That rapidly changing landscape could sway holdout lawmakers. Ten states now legalize recreational and medical marijuana use, with voters in Michigan most recently backing recreational sales last November. In addition, 23 states have legalized medical marijuana, according to the National Council of State Legislatures, including deep-red states like Missouri and Utah.
Polling data indicates steadily climbing public support for medical and recreational sales. More than six in ten Americans now back marijuana legalization, according to the Pew Research Center, double the level in 2000.
Saphira Galoob, whose lobbying firm primarily works with cannabis companies, said she’s seen a corresponding change in perceptions about the industry on K Street.
“In the past, there was concern that if they took on a cannabis client it could undermine other larger clients,” said Galoob, who is a senior adviser to the National Cannabis Roundtable, another industry group. “And so they were very skittish about having a cannabis client as a part of their portfolio.”
Cannabis advocates point to last year’s passage of the First Step Act, which aims to help prisoners successfully transition to post-incarceration life, as evidence that the Senate could yet come around on marijuana legislation. The criminal justice overhaul — which was strongly backed by the White House — passed with overwhelming bipartisan support after McConnell agreed to let it come up for a vote.
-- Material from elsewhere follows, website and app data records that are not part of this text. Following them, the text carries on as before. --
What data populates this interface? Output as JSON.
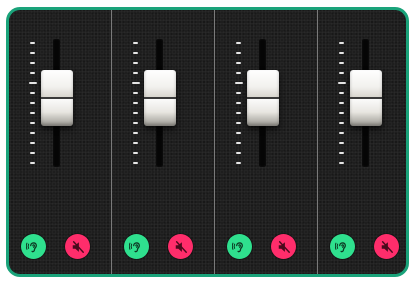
{
  "colors": {
    "frame_border": "#1aa37a",
    "panel_background": "#1e1e1e",
    "listen_button": "#2fe08e",
    "mute_button": "#ff2d6b",
    "tick_marks": "#e6e6e6"
  },
  "channels": [
    {
      "fader_level": 0.72,
      "listen_icon": "ear-icon",
      "mute_icon": "speaker-mute-icon"
    },
    {
      "fader_level": 0.72,
      "listen_icon": "ear-icon",
      "mute_icon": "speaker-mute-icon"
    },
    {
      "fader_level": 0.72,
      "listen_icon": "ear-icon",
      "mute_icon": "speaker-mute-icon"
    },
    {
      "fader_level": 0.72,
      "listen_icon": "ear-icon",
      "mute_icon": "speaker-mute-icon"
    }
  ]
}
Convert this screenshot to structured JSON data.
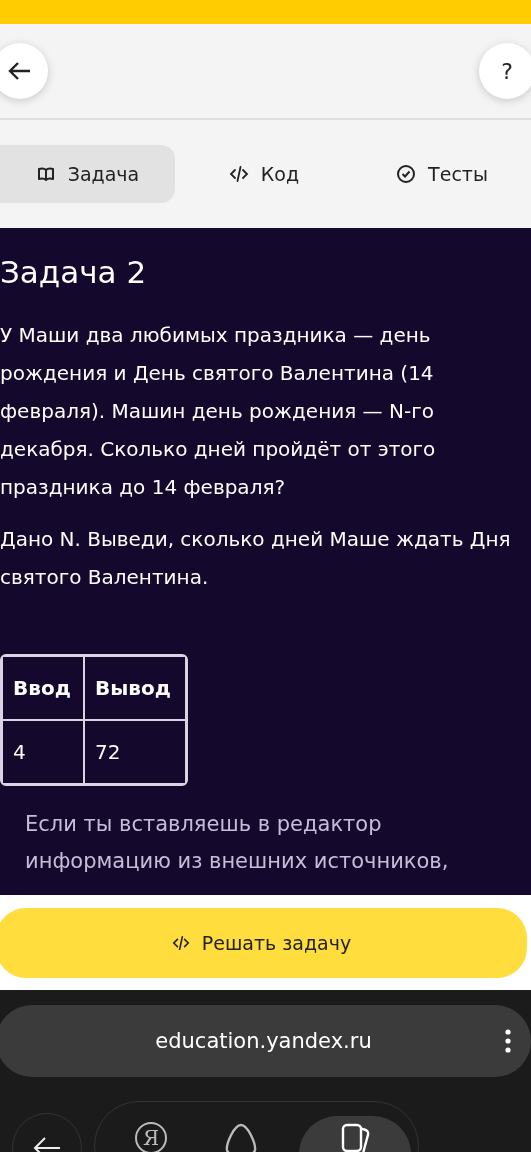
{
  "header": {
    "help": "?"
  },
  "tabs": [
    {
      "label": "Задача",
      "selected": true
    },
    {
      "label": "Код",
      "selected": false
    },
    {
      "label": "Тесты",
      "selected": false
    }
  ],
  "task": {
    "title": "Задача 2",
    "paragraphs": [
      "У Маши два любимых праздника — день рождения и День святого Валентина (14 февраля). Машин день рождения — N-го декабря. Сколько дней пройдёт от этого праздника до 14 февраля?",
      "Дано N. Выведи, сколько дней Маше ждать Дня святого Валентина."
    ],
    "table": {
      "columns": [
        "Ввод",
        "Вывод"
      ],
      "rows": [
        [
          "4",
          "72"
        ]
      ]
    },
    "note": "Если ты вставляешь в редактор информацию из внешних источников,"
  },
  "solve_button": {
    "label": "Решать задачу"
  },
  "browser": {
    "url": "education.yandex.ru",
    "logo": "Я"
  }
}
“Sen. McConnell is nothing if not attuned to political forces,” Rep. Earl Blumenauer (D-Ore.), the dean of marijuana legalization backers on Capitol Hill, told reporters last week. “Candidly, if I were in his shoes, and wanted to minimize my losses in the 2020 election, I wouldn’t make cannabis a target.”
The 2020 presidential contest could further shake up the dynamic. Almost all Democratic presidential contenders have not only embraced legalization, but are framing it as a criminal and economic justice issue.
The Trump administration has given mixed signals about where it stands. Former Attorney General Jeff Sessions sent tremors through the industry by rescinding a memo stating that federal authorities wouldn’t crack down on states with legal cannabis markets. But his successor, William Barr, suggested during congressional testimony earlier this month that he would support legislation like the STATES Act, which sanctions medical and recreational sales in states where they’ve been authorized.
Sen. Cory Gardner, an embattled Republican incumbent from pot-loving Colorado, said Trump told him he would sign the STATES Act if it got to him.
Justin Strekal, political director for the veteran legalization advocacy group NORML, says the issue has appeal across the ideological spectrum. But he and other advocates argue that it’s not enough for lawmakers to simply address the concerns of industry. They must also tackle the thornier issues around racial and economic justice.
“When we lean in on framing this as a right of individual liberty, individual freedom and individual justice, that’s where we have space to grow in support,” Strekal said.
Article originally published on POLITICO Magazine